• _PROBLEM DESCRIPTION_
The answer must be every line of the records below that contains the word "Снят".

• _SUPPLIED MATERIAL_
□ □ □
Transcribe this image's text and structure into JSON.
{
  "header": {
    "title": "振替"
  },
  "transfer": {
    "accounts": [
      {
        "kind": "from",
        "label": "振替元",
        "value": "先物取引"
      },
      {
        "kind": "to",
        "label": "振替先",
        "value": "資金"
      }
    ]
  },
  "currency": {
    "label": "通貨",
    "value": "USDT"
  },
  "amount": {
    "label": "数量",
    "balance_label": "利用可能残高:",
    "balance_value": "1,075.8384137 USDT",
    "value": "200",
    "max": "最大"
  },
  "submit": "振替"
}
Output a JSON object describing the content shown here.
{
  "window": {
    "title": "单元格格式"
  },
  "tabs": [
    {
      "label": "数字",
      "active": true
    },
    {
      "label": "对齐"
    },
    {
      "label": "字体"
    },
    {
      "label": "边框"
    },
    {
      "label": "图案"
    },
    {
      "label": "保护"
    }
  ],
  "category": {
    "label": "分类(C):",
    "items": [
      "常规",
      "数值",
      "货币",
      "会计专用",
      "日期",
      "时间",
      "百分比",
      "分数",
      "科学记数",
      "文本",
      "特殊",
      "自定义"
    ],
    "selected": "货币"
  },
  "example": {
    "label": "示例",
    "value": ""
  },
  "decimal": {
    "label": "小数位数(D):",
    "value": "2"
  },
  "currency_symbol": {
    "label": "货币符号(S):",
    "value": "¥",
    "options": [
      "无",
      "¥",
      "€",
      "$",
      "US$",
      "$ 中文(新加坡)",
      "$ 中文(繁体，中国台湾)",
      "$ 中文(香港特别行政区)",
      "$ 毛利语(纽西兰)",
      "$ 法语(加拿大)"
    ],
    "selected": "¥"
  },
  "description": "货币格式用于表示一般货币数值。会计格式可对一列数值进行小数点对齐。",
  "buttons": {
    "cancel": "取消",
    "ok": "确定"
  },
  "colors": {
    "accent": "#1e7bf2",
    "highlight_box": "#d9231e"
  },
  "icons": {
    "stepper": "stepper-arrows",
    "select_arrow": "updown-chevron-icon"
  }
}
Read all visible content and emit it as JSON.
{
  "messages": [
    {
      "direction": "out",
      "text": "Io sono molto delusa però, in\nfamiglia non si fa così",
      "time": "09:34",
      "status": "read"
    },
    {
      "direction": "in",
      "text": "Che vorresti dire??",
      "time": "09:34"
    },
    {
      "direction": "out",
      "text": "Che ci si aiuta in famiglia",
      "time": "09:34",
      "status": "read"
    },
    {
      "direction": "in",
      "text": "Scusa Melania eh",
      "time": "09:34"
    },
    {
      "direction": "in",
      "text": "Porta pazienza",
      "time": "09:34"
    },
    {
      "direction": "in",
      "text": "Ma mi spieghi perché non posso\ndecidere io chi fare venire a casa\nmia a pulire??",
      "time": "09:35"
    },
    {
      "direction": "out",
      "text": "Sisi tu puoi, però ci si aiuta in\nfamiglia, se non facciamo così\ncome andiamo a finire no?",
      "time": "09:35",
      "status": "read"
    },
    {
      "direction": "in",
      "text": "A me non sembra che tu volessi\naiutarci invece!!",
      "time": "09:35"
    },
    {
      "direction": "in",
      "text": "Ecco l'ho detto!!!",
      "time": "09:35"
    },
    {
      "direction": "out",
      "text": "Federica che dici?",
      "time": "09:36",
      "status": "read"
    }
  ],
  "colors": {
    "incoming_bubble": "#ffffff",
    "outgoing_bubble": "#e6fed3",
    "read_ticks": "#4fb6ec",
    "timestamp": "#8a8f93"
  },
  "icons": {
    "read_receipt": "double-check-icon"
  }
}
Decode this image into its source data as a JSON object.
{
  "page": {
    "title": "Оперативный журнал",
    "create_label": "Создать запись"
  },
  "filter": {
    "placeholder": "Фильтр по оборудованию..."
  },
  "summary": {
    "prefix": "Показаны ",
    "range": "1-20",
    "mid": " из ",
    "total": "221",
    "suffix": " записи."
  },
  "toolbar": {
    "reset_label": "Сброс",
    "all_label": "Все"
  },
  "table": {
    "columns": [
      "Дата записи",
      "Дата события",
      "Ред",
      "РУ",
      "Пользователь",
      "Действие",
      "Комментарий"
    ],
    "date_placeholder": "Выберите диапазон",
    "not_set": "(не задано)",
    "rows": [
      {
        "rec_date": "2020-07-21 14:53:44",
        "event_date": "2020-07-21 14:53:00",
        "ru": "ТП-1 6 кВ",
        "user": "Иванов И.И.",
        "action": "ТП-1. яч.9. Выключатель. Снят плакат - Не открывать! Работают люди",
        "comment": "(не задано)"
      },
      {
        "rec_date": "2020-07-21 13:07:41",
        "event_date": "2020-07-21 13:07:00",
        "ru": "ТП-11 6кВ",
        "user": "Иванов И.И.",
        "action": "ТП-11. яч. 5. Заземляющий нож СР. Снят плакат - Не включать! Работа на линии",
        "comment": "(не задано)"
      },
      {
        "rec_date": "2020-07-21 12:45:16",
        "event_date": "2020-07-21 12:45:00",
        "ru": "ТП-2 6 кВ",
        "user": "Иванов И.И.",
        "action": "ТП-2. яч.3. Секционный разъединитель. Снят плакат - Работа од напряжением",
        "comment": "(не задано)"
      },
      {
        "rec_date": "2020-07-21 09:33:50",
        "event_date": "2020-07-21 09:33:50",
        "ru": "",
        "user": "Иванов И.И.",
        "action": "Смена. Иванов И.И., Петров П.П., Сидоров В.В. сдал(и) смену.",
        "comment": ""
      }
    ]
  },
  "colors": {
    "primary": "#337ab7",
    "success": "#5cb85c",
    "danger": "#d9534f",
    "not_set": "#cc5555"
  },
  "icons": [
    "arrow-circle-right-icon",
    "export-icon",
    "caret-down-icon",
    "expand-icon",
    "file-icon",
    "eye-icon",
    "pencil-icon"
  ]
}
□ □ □
• _RESULT FOR THIS EXERCISE_
        "action": "ТП-1. яч.9. Выключатель. Снят плакат - Не открывать! Работают люди",
        "action": "ТП-11. яч. 5. Заземляющий нож СР. Снят плакат - Не включать! Работа на линии",
        "action": "ТП-2. яч.3. Секционный разъединитель. Снят плакат - Работа од напряжением",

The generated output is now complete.